According Miller’s attorney, Michael Kelly of the Law Offices of Michael A. Kelly, post-trial motions are scheduled for the end of July “and then we’ll see whether there is an appeal.”
On May 29, the jury concluded that the auto insurers acted with “wickedness” when the companies instigated the filing of criminal charges brought against Miller by the Rhode Island State Police in 2002. At the time, Miller was charged with obtaining monies under false pretenses and insurance fraud. However, all the charges against Miller were dismissed by the Office of Attorney General in 2005 when it became clear that AMICA and Met Life had helped instigate the charges, and had withheld documents that would have undermined the case against him.
Miller’s suit contended that Metropolitan and AMICA abused the legal process by withholding certain information critical in the case from the State Police and the Attorney General. The jury returned a verdict which found that Metropolitan and AMICA had both intentionally withheld vital information during the course of Miller’s criminal prosecution and that the companies were liable for an abuse of process.
“The jury found that the insurance companies withheld from the state police and the Attorney General’s Office the fact that cars were not required to be fixed in accordance with their estimate, and number two, that their appraisers were cost-shifting,” said Kelly.
“The testimony from the appraisers from both companies was that they would write for newer parts when they knew it wasn’t going to be replaced - they wrote for that part to increase the overall estimate to compensate for the low labor rates. Labor rates were fixed by the insurance company. Of course, they wouldn’t negotiate, and since they have an anti-trust exemption, they can just fix the rates, and they all had the same rates and they were all artificially low to try to either force customers to go to preferred shops and/or to try to get independent shops to become preferred shops,” Kelly continued.
“The jury specifically found that insurance companies didn’t tell the state troopers about the cost-shifting or about the fact that the cars weren’t fixed in accordance to the estimate because body shops weren’t required to. And they didn’t tell that Mr. Miller was sending documents to the insurance companies indicating he wasn’t fixing the cars in accordance to the estimate because the labor rates were too low,” Kelly said. “The jury agreed with us that had the state troopers and the Attorney General’s Office been informed of these facts, the troopers on the stand said they would have handled the case completely different.”
As far back as 20 years ago, Miller had been outspoken about what he considered unfair practices by the insurance industry. The testimony and evidence presented during the three-week trial established that Miller had been a leading advocate in the state legislature for fair reimbursement to auto body shops by insurance companies for many years. Evidence in the case proved that Miller’s advocacy led to an extremely adversarial relationship with Met Life and AMICA over several issues, including fixed labor rates paid to auto body shops in Rhode Island by insurance companies.

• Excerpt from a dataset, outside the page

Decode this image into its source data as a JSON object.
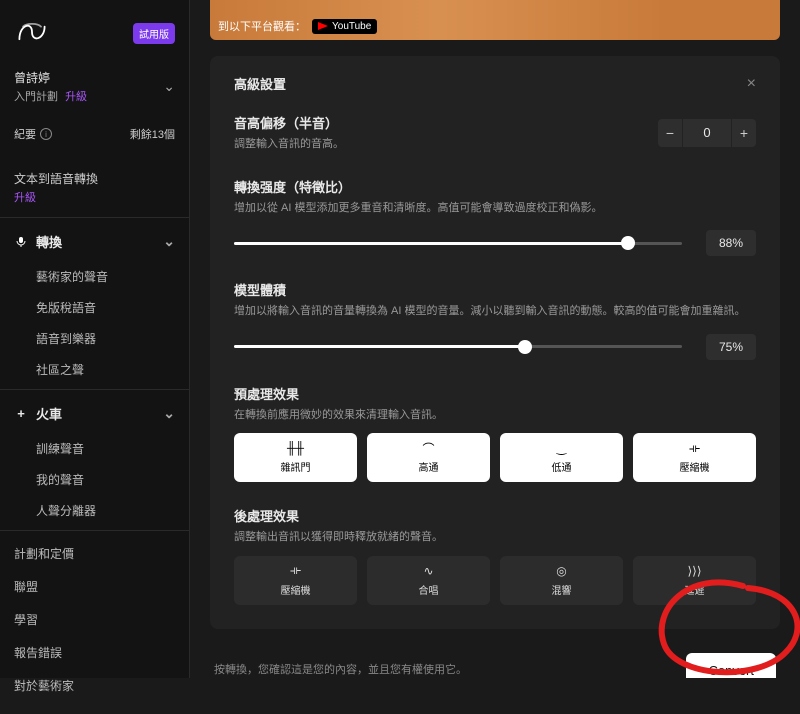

“I think that it is clear here that the insurance companies, Met and AMICA, went after Mr. Miller because he was pushing to change the labor rate in the legislature, and they couldn’t find anything that he was doing wrong, so they went to the state police and made scurrilous allegations that weren’t true to get the state police to do their dirty work,” Kelly said. “Unfortunately, because of the withholding of information, the state police went with their suggestion of a sting, and it is truly a tragedy for Mr. Miller. He lost everything. He lost his business, his license, his house, and everything else he owned, cars, everything. He had to transfer his auto body license to his son. His business went down approximately 70% immediately after the arrest.”
In its decision, the jury found that AMICA and Met life had acted “with such willfulness, wickedness, or recklessness that amounts to criminality, which for the good of society and warning to the defendant, ought to be punished.”
In awarding punitive damages, Kelly said it’s always unusual in the state of Rhode Island for a jury assesses punitive damages because the jury has to find conduct that is malicious, wicked and which rose to the level of criminality.
“I hope that the jury’s decision will give more individuals and small business owners who have been wronged by corporate behemoths like AMICA or Met Life the courage to keep fighting against their corrupt tactics,” said Miller after the decision. “It may have taken me years to defend my reputation, rebuild my business and prove that I did no wrong, but this verdict vindicates me. The jury’s verdict brings the real wrong-doers in this case—Met Life and AMICA—to justice,” he added.
Looking back over the past 10 years about a case that has consumed his life, Miller said he is relieved it’s finally over. “My life was in limbo. I got cancer, I went broke. I can’t count the ways it affected my life,” he said. “I want to pick up the pieces and get on with my life.”
Today, Miller’s Auto Body is run by Miller’s children, Candace and David.